Caliber(s)*


106.7mm launch tube

Sample Visuals**


Graphical image of an infantry mortar projectile / shell
Rounds / Feed


Single-Shot; Reusable Tube
Cartridge relative size chart
*May not represent an exhuastive list; calibers are model-specific dependent, always consult official manufacturer sources.
**Graphics not to actual size; not all cartridges may be represented visually; graphics intended for general reference only.
Max Eff.Range
9,500 ft
(2,896 m | 3,167 yd)
Rate-of-Fire
20
rds/min


Ordnance ML 4.2-inch Mortar - Base Series Designation.


Military lapel ribbon for the American Civil War
Military lapel ribbon for pioneering aircraft
Military lapel ribbon for the Cold War
Military lapel ribbon for the Falklands War
Military lapel ribbon for the Korean War
Military lapel ribbon representing modern aircraft
Military lapel ribbon for the Vietnam War
Military lapel ribbon for the World War 1
Military lapel ribbon for the World War 2


Ribbon graphics not necessarily indicative of actual historical campaign ribbons. Ribbons are clickable to their respective campaigns / operations.

Advertisements





Disclaimer | Privacy Policy | Cookies


2022 Military Pay Scale Army Ranks Navy Ranks Air Force Ranks Alphabet Code DoD Dictionary American War Deaths French Military Victories Vietnam War Casualties

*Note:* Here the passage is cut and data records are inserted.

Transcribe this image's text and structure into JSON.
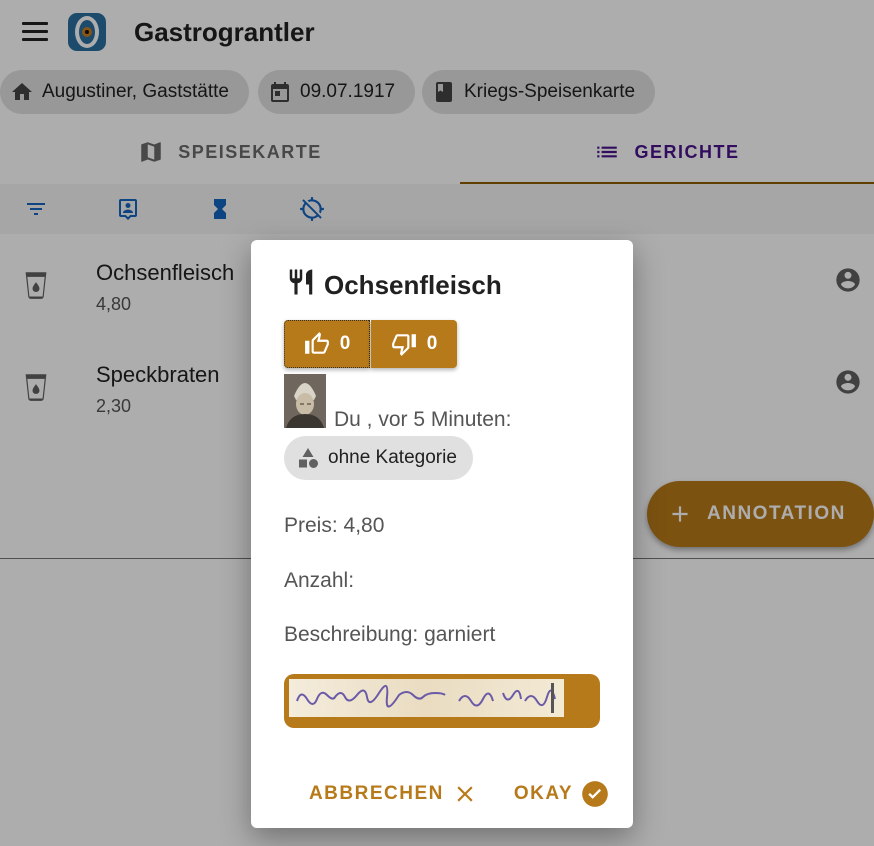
{
  "app": {
    "title": "Gastrograntler"
  },
  "breadcrumbs": [
    {
      "label": "Augustiner, Gaststätte",
      "icon": "home-icon"
    },
    {
      "label": "09.07.1917",
      "icon": "calendar-icon"
    },
    {
      "label": "Kriegs-Speisenkarte",
      "icon": "book-icon"
    }
  ],
  "tabs": [
    {
      "label": "SPEISEKARTE",
      "icon": "map-icon",
      "active": false
    },
    {
      "label": "GERICHTE",
      "icon": "list-icon",
      "active": true
    }
  ],
  "filters": [
    "filter-icon",
    "portrait-icon",
    "hourglass-icon",
    "location-off-icon"
  ],
  "dishes": [
    {
      "name": "Ochsenfleisch",
      "price": "4,80"
    },
    {
      "name": "Speckbraten",
      "price": "2,30"
    }
  ],
  "fab": {
    "label": "ANNOTATION"
  },
  "dialog": {
    "title": "Ochsenfleisch",
    "upvotes": "0",
    "downvotes": "0",
    "meta": "Du , vor 5 Minuten:",
    "category": "ohne Kategorie",
    "price": "Preis: 4,80",
    "count": "Anzahl:",
    "description": "Beschreibung: garniert",
    "cancel_label": "ABBRECHEN",
    "ok_label": "OKAY"
  },
  "colors": {
    "accent": "#b77a1a",
    "active_tab": "#4a148c",
    "indicator": "#8d5c00"
  }
}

The "Military Factory" name and MilitaryFactory.com logo are registered ® U.S. trademarks protected by all applicable domestic and international intellectual property laws. All written content, illustrations, and photography are unique to this website (unless where indicated) and not for reuse/reproduction in any form. Material presented throughout this website is for historical and entertainment value only and should not to be construed as usable for hardware restoration, maintenance, or general operation. We do not sell any of the items showcased on this site. Please direct all other inquiries to militaryfactory AT gmail.com.

Part of a network of sites that includes GlobalFirepower, a data-driven property used in ranking the top military powers of the world, WDMMA.org, the World Directory of Modern Military Aircraft, and SR71blackbird.org, detailing the history of the world's most iconic spyplane.


Facebook Logo YouTube Logo

www.MilitaryFactory.com • All Rights Reserved • Content ©2003-